Lumber, either hardwood or softwood, will improve its standing as the original and best sustainable material for wood packaging.
We have partnered with learning institutions to help with labor. We provide a classroom on site where students can complete their state diploma. They split half day in class and half day in the shop. We have also relied on temporary employment agencies during spikes in demand.
Looking Back in 2025, Top 2 Differences
We expect to see more women in the work force. There will be more automation in warehousing that will require tighter specifications on wood packaging material. Suppliers will be located closer to the customers.
Randy Panko, Blade Sales Manager, Wood-Mizer (Indianapolis, Indiana)
The Importance of Tariff Relief in the Hardwood Industry

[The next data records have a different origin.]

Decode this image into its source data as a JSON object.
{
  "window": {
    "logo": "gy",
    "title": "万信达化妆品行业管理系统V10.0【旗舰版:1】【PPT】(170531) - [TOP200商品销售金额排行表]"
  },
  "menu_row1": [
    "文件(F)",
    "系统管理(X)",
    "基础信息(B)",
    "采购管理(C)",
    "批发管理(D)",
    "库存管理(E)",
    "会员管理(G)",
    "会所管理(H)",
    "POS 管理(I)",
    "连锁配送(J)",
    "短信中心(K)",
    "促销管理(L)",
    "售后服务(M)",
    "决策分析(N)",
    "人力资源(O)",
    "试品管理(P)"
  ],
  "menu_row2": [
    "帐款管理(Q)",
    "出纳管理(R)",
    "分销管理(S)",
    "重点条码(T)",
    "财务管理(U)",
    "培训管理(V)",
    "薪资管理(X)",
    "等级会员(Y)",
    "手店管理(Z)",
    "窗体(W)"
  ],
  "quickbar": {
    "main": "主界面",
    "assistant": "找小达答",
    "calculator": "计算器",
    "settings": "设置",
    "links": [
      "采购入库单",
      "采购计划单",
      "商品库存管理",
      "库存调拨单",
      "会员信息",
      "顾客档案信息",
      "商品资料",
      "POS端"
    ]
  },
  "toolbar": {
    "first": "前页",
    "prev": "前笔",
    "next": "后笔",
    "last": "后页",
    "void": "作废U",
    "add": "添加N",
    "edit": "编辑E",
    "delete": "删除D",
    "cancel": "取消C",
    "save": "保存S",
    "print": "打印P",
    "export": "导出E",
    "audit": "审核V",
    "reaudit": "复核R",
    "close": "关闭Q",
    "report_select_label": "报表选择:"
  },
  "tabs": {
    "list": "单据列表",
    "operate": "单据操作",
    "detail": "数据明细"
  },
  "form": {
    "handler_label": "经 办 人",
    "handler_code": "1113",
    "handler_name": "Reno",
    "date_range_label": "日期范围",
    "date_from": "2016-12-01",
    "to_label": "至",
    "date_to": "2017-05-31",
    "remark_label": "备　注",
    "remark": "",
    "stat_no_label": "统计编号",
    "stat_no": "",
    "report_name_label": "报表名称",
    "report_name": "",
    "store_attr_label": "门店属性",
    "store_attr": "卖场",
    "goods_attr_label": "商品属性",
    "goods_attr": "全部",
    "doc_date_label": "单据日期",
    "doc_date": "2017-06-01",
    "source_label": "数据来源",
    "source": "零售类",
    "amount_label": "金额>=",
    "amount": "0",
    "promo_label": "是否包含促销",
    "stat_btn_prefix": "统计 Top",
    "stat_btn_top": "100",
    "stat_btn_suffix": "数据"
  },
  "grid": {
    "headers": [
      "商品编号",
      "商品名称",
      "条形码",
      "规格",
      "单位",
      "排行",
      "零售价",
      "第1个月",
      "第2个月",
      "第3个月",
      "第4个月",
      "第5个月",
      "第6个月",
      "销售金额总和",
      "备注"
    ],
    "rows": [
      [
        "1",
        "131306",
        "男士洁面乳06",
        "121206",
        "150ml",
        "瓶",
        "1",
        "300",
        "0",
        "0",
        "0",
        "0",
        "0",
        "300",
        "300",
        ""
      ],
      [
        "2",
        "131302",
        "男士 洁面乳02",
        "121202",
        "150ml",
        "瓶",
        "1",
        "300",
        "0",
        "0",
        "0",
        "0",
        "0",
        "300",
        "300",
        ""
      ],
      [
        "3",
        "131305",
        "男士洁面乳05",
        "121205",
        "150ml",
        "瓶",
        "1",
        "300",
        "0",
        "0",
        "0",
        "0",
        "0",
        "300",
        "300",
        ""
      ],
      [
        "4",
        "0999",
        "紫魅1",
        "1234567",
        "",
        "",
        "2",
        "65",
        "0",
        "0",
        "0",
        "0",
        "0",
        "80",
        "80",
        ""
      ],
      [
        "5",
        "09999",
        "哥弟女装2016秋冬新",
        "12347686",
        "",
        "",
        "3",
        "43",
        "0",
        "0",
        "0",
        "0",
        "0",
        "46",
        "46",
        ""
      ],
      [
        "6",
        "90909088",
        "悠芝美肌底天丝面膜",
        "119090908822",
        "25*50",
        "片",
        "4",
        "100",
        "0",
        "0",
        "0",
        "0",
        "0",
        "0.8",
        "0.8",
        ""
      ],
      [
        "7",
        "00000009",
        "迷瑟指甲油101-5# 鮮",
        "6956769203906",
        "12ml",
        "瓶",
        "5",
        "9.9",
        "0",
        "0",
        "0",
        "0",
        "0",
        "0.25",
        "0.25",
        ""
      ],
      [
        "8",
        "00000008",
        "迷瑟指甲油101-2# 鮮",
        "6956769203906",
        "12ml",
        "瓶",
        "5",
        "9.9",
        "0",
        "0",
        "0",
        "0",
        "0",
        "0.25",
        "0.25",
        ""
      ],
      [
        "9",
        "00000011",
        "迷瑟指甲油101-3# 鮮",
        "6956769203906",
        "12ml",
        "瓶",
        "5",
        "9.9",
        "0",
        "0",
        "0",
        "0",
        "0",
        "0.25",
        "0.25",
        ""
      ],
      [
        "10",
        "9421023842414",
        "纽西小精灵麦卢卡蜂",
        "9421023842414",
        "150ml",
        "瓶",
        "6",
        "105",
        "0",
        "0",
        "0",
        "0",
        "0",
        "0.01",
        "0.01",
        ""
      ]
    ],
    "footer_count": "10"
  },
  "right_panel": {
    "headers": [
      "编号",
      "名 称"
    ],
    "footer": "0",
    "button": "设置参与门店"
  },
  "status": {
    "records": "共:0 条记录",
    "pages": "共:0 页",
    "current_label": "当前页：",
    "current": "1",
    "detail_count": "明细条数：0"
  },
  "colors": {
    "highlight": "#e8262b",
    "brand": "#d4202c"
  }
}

With the dedicated efforts of the Hardwood Federation and members in the forest products industry, our government leaders understand the negative impact of tariffs on hardwood log and lumber exports. In addition, these tariffs have slowed the markets for woodlot owners selling timber, logging operations, hardwood mills, pallet mills, and everyone involved in these markets. While this decrease in international demand of hardwoods has affected the industry, the pallet manufacturing and recycling sector has also experienced a negative impact with the extra lumber supply going towards the domestic demand for railroad ties and crane mats. There are millions of board feet of potential lumber standing in the forest and ready to be sustainably harvested, however woodlot owners are reluctant to manage their timber with this recent economic uncertainty.
As we enter into the 2020 election year and beyond, recovering the demand for our valuable hardwoods in China is critical. As you know, U.S. hardwoods are preferred by China due to the high quality of product and our well-managed business practices. By reducing these tariffs, the increase in demand will motivate woodlot owners to manage their forests, activate logging crews to harvest hardwood logs and low grade tree length material, which will in turn fill log yards, open markets for hardwood mills, and provide lumber to pallet mills to grow our businesses and the economy. I encourage you to continue speaking with your local and state representatives about how these tariffs have impacted your businesses. Recovering our hardwood relationship with China is an important step to positively influence the future and success of our forest products industry.
(Article published in PalletCentral Magazine, November-December 2019)